The subject was exhausted and his feet were in pain, so the group's progress was extremely slow. As darkness fell, with only one small flashlight and no map between the three of them, they became confused about the trail system and which way to go to reach the trailhead. The two YOSAR responders who arrived at their location at 9 pm assisted the subject in hiking out; on the treacherous Vernal Fall steps, one of the two rescuers trailed behind the subject, holding onto his backpack from behind, while the other positioned himself in front of the subject, offering a hand to prevent the subject from pitching forward and falling. The group reached the trailhead at 12:30 am.
In the meantime, a separate rescue effort for another Half Dome hiker was underway. The wife of a 58-year-old male hiker called the Yosemite ECC at approximately 9 pm to report that her husband, who had "no cartilage left in his knees," had successfully hiked up to the top of Half Dome earlier in the day, but the hike back downhill was proving difficult. The hiking party had run out of water but still had food; the subject's wife was advised to have the subject rest and eat, while a ranger set off on the trail to find the subject and assess his condition. Upon arriving at the subject's location, on the switchbacks of the John Muir Trail below Clark Point, it was clear to the ranger that the subject simply could not hike any farther, so he requested a litter team. The litter team carried the subject down to the trailhead; the rescue was complete by approximately 1:15 am.

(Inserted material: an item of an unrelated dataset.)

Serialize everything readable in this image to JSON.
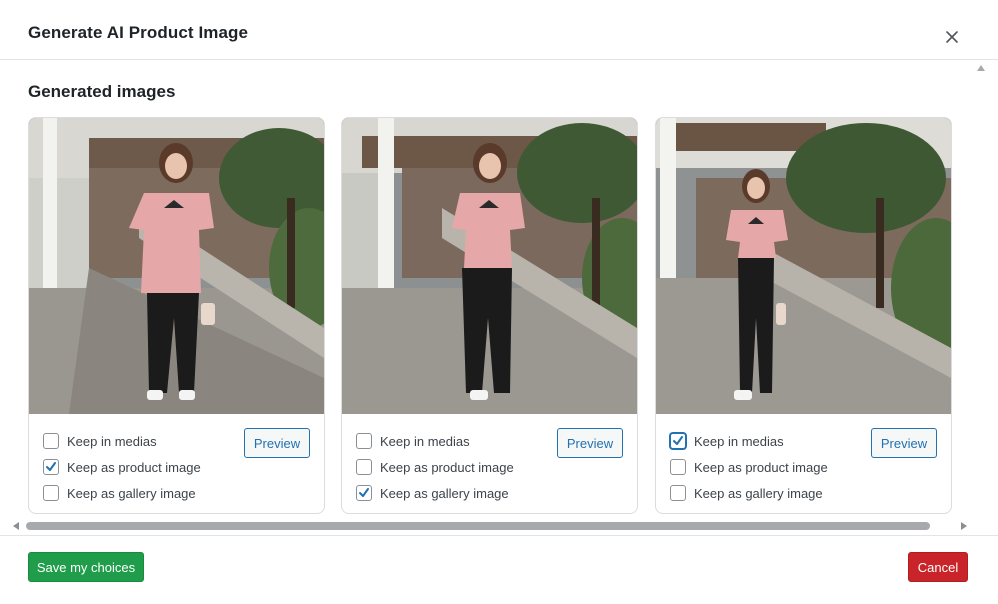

Key components for making any given hiking adventure safe and successful are (1) having an adequate fitness level for the chosen hike and (2) knowing the limits of your own physical abilities. In the case of the second rescue, had the subject tried a shorter uphill hike before attempting the Half Dome hike, it is possible he would have discovered that his knees could not handle the stress of hiking back downhill. Half Dome hikers routinely underestimate the level of difficulty of the hike; from the trailhead at Happy Isles, in Yosemite Valley, to the top of Half Dome, the trail gains 4,800 feet in elevation, and the hike is 14 to 16 miles round trip, depending on which route hikers use. Most hikers take 10 to 12 hours to hike up and back (please note, permits to hike to the top of Half Dome are required seven days a week when the cables are up). Proper preparation is also critical. For a strenuous all-day hike like the Half Dome hike, bringing plenty of drinking water (1 gallon is recommended), food, a headlamp or flashlight for each member of the hiking group, and a detailed map is a must. As the first rescue illustrates, wearing proper footwear helps prevent problems from developing on the Half Dome hike: choose comfortable, well broken-in shoes or boots with good traction and ankle support (tennis shoes are not recommended).